» **Instructions for the task**:
All of the entries should be written out again exactly.

» **Data under study**:
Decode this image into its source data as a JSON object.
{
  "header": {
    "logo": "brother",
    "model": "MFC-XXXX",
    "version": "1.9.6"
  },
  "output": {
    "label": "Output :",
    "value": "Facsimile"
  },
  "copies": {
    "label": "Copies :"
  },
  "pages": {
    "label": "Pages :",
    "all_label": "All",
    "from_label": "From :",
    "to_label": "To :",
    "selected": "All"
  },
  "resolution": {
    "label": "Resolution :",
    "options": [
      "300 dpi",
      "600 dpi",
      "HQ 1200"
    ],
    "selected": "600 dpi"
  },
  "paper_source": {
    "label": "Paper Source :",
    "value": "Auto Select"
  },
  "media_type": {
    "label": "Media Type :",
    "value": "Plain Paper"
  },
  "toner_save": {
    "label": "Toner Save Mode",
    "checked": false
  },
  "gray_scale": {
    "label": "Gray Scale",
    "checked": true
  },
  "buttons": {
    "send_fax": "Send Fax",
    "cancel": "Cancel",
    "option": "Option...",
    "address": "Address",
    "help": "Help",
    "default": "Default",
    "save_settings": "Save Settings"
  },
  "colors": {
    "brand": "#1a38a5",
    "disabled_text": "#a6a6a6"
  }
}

» **Expected answer**:
Decode this image into its source data as a JSON object.
{
  "header": {
    "logo": "brother",
    "model": "MFC-XXXX",
    "version": "1.9.6"
  },
  "output": {
    "label": "Output :",
    "value": "Facsimile"
  },
  "copies": {
    "label": "Copies :"
  },
  "pages": {
    "label": "Pages :",
    "all_label": "All",
    "from_label": "From :",
    "to_label": "To :",
    "selected": "All"
  },
  "resolution": {
    "label": "Resolution :",
    "options": [
      "300 dpi",
      "600 dpi",
      "HQ 1200"
    ],
    "selected": "600 dpi"
  },
  "paper_source": {
    "label": "Paper Source :",
    "value": "Auto Select"
  },
  "media_type": {
    "label": "Media Type :",
    "value": "Plain Paper"
  },
  "toner_save": {
    "label": "Toner Save Mode",
    "checked": false
  },
  "gray_scale": {
    "label": "Gray Scale",
    "checked": true
  },
  "buttons": {
    "send_fax": "Send Fax",
    "cancel": "Cancel",
    "option": "Option...",
    "address": "Address",
    "help": "Help",
    "default": "Default",
    "save_settings": "Save Settings"
  },
  "colors": {
    "brand": "#1a38a5",
    "disabled_text": "#a6a6a6"
  }
}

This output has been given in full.